━━━━━ RECORD EXTRACTS

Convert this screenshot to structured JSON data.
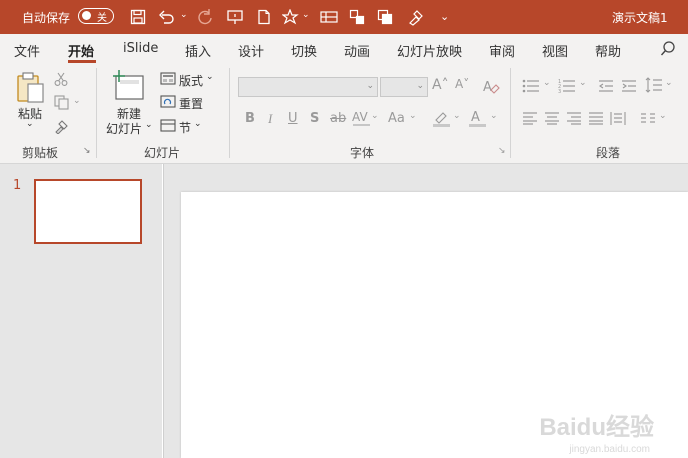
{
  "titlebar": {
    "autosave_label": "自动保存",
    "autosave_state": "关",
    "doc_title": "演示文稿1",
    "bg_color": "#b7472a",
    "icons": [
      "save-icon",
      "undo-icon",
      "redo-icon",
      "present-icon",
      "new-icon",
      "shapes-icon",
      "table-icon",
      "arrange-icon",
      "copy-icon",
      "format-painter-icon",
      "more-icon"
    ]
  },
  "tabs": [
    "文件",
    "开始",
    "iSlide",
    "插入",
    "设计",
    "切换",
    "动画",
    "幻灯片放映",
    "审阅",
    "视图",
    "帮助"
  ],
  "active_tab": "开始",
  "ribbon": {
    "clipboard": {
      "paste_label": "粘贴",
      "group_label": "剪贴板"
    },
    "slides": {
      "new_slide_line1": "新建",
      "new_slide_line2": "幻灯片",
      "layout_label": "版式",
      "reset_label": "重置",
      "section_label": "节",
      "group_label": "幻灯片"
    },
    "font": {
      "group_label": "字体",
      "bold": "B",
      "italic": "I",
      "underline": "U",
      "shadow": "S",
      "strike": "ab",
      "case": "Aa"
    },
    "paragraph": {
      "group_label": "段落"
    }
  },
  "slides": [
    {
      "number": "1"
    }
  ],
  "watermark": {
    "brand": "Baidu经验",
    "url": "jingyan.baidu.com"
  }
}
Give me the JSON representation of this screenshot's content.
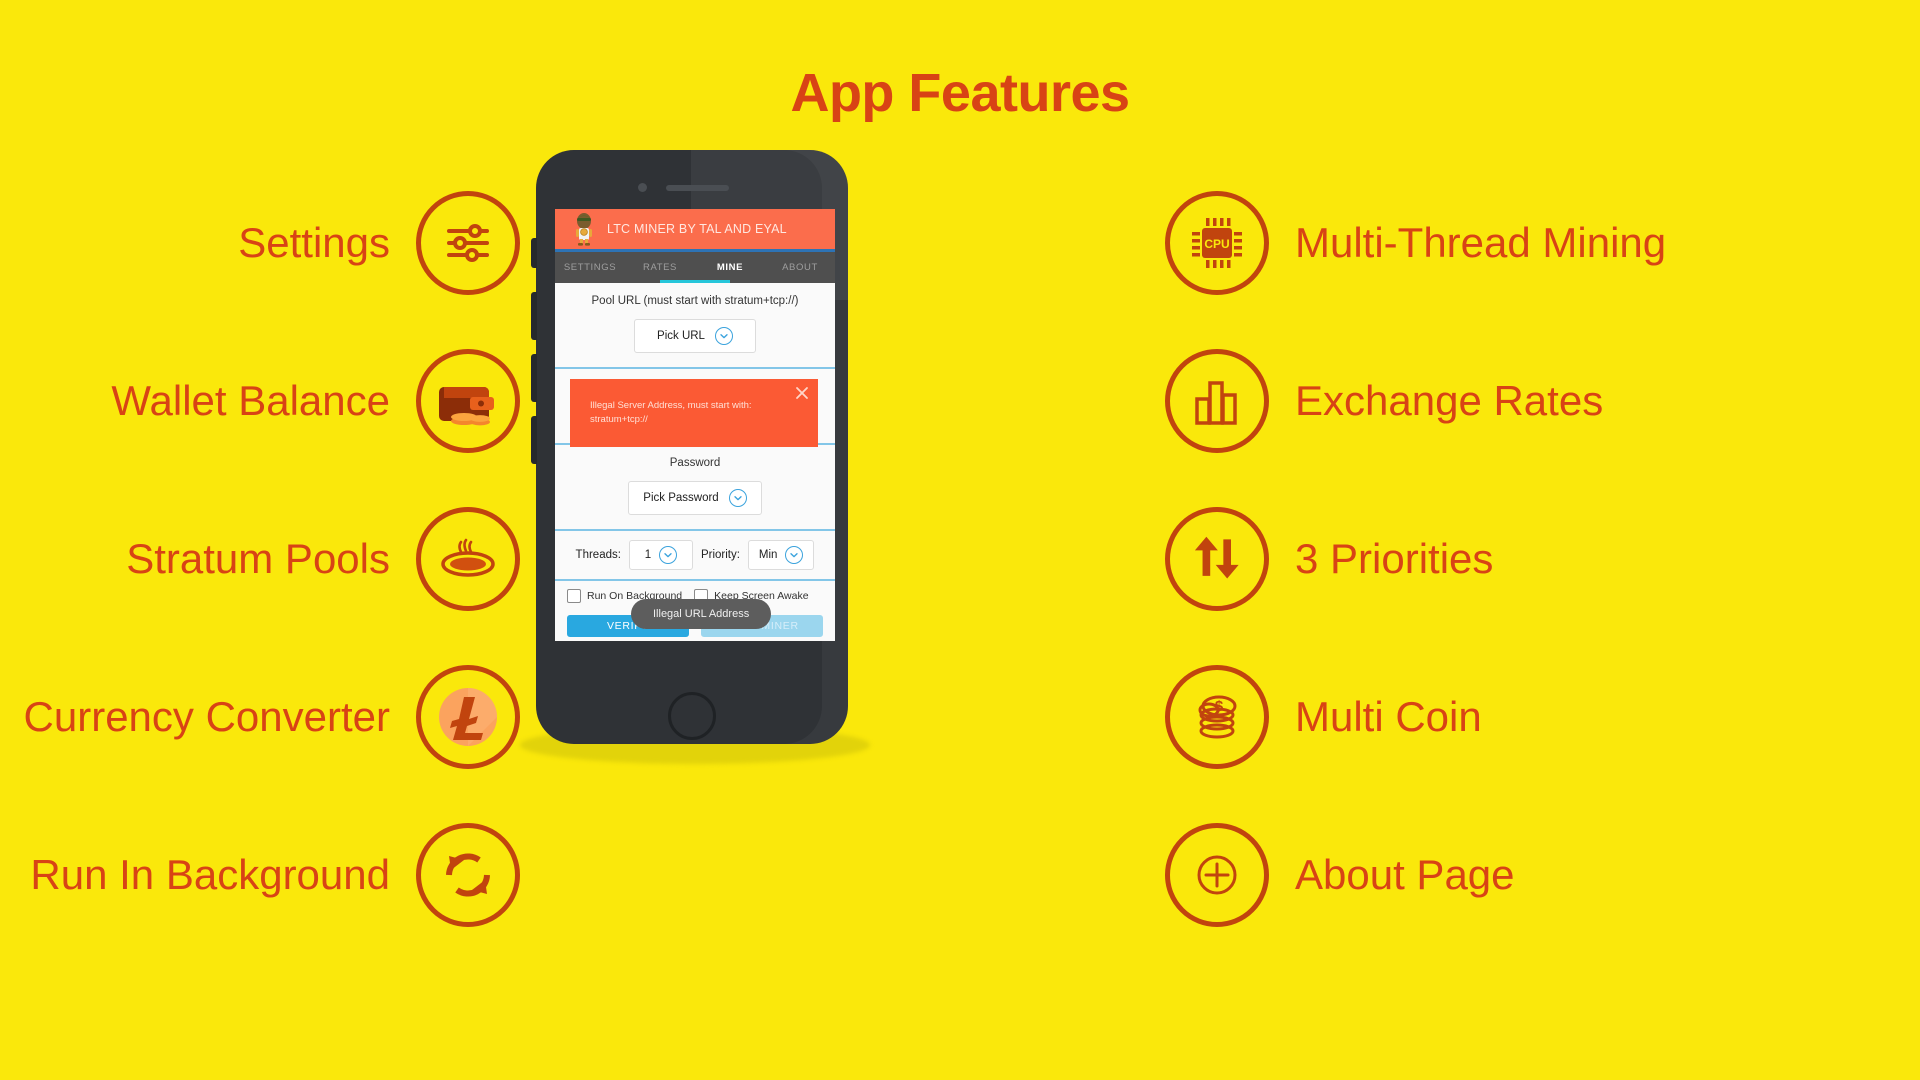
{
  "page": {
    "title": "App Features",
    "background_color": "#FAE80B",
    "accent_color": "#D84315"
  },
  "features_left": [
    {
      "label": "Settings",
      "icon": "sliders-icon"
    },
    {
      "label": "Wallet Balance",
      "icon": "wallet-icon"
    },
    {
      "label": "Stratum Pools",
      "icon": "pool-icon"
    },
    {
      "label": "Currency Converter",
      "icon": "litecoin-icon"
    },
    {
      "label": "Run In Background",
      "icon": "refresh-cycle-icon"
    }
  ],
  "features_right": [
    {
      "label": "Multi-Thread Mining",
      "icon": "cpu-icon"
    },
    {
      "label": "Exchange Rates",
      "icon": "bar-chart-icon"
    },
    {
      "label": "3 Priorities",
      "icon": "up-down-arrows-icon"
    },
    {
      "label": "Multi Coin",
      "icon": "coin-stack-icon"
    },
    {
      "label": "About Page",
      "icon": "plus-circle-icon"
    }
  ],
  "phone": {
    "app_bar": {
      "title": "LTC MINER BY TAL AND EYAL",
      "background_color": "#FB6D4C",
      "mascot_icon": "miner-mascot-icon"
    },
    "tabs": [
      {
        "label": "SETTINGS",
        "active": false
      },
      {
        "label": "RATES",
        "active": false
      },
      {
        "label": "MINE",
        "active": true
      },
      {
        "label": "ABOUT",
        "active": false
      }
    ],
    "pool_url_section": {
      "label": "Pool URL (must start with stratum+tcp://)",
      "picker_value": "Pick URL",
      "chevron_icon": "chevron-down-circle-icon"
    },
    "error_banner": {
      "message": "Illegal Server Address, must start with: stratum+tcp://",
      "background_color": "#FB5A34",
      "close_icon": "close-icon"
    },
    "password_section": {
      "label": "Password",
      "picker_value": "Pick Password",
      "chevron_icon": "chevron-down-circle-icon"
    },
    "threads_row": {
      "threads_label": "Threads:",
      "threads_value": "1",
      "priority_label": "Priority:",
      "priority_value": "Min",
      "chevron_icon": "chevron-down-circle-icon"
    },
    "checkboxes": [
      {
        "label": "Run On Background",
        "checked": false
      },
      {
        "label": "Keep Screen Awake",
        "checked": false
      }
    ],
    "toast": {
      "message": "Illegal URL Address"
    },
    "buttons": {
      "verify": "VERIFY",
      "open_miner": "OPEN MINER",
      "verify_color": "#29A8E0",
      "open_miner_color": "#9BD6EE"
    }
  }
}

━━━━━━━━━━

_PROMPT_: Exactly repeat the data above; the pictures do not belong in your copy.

_SOLVED PROBLEM_:
Convert this screenshot to structured JSON data.
{
  "titlebar": {
    "autosave_label": "自动保存",
    "autosave_state": "关",
    "doc_title": "演示文稿1",
    "bg_color": "#b7472a",
    "icons": [
      "save-icon",
      "undo-icon",
      "redo-icon",
      "present-icon",
      "new-icon",
      "shapes-icon",
      "table-icon",
      "arrange-icon",
      "copy-icon",
      "format-painter-icon",
      "more-icon"
    ]
  },
  "tabs": [
    "文件",
    "开始",
    "iSlide",
    "插入",
    "设计",
    "切换",
    "动画",
    "幻灯片放映",
    "审阅",
    "视图",
    "帮助"
  ],
  "active_tab": "开始",
  "ribbon": {
    "clipboard": {
      "paste_label": "粘贴",
      "group_label": "剪贴板"
    },
    "slides": {
      "new_slide_line1": "新建",
      "new_slide_line2": "幻灯片",
      "layout_label": "版式",
      "reset_label": "重置",
      "section_label": "节",
      "group_label": "幻灯片"
    },
    "font": {
      "group_label": "字体",
      "bold": "B",
      "italic": "I",
      "underline": "U",
      "shadow": "S",
      "strike": "ab",
      "case": "Aa"
    },
    "paragraph": {
      "group_label": "段落"
    }
  },
  "slides": [
    {
      "number": "1"
    }
  ],
  "watermark": {
    "brand": "Baidu经验",
    "url": "jingyan.baidu.com"
  }
}
Give me the JSON representation of this screenshot's content.
{
  "page": {
    "title": "App Features",
    "background_color": "#FAE80B",
    "accent_color": "#D84315"
  },
  "features_left": [
    {
      "label": "Settings",
      "icon": "sliders-icon"
    },
    {
      "label": "Wallet Balance",
      "icon": "wallet-icon"
    },
    {
      "label": "Stratum Pools",
      "icon": "pool-icon"
    },
    {
      "label": "Currency Converter",
      "icon": "litecoin-icon"
    },
    {
      "label": "Run In Background",
      "icon": "refresh-cycle-icon"
    }
  ],
  "features_right": [
    {
      "label": "Multi-Thread Mining",
      "icon": "cpu-icon"
    },
    {
      "label": "Exchange Rates",
      "icon": "bar-chart-icon"
    },
    {
      "label": "3 Priorities",
      "icon": "up-down-arrows-icon"
    },
    {
      "label": "Multi Coin",
      "icon": "coin-stack-icon"
    },
    {
      "label": "About Page",
      "icon": "plus-circle-icon"
    }
  ],
  "phone": {
    "app_bar": {
      "title": "LTC MINER BY TAL AND EYAL",
      "background_color": "#FB6D4C",
      "mascot_icon": "miner-mascot-icon"
    },
    "tabs": [
      {
        "label": "SETTINGS",
        "active": false
      },
      {
        "label": "RATES",
        "active": false
      },
      {
        "label": "MINE",
        "active": true
      },
      {
        "label": "ABOUT",
        "active": false
      }
    ],
    "pool_url_section": {
      "label": "Pool URL (must start with stratum+tcp://)",
      "picker_value": "Pick URL",
      "chevron_icon": "chevron-down-circle-icon"
    },
    "error_banner": {
      "message": "Illegal Server Address, must start with: stratum+tcp://",
      "background_color": "#FB5A34",
      "close_icon": "close-icon"
    },
    "password_section": {
      "label": "Password",
      "picker_value": "Pick Password",
      "chevron_icon": "chevron-down-circle-icon"
    },
    "threads_row": {
      "threads_label": "Threads:",
      "threads_value": "1",
      "priority_label": "Priority:",
      "priority_value": "Min",
      "chevron_icon": "chevron-down-circle-icon"
    },
    "checkboxes": [
      {
        "label": "Run On Background",
        "checked": false
      },
      {
        "label": "Keep Screen Awake",
        "checked": false
      }
    ],
    "toast": {
      "message": "Illegal URL Address"
    },
    "buttons": {
      "verify": "VERIFY",
      "open_miner": "OPEN MINER",
      "verify_color": "#29A8E0",
      "open_miner_color": "#9BD6EE"
    }
  }
}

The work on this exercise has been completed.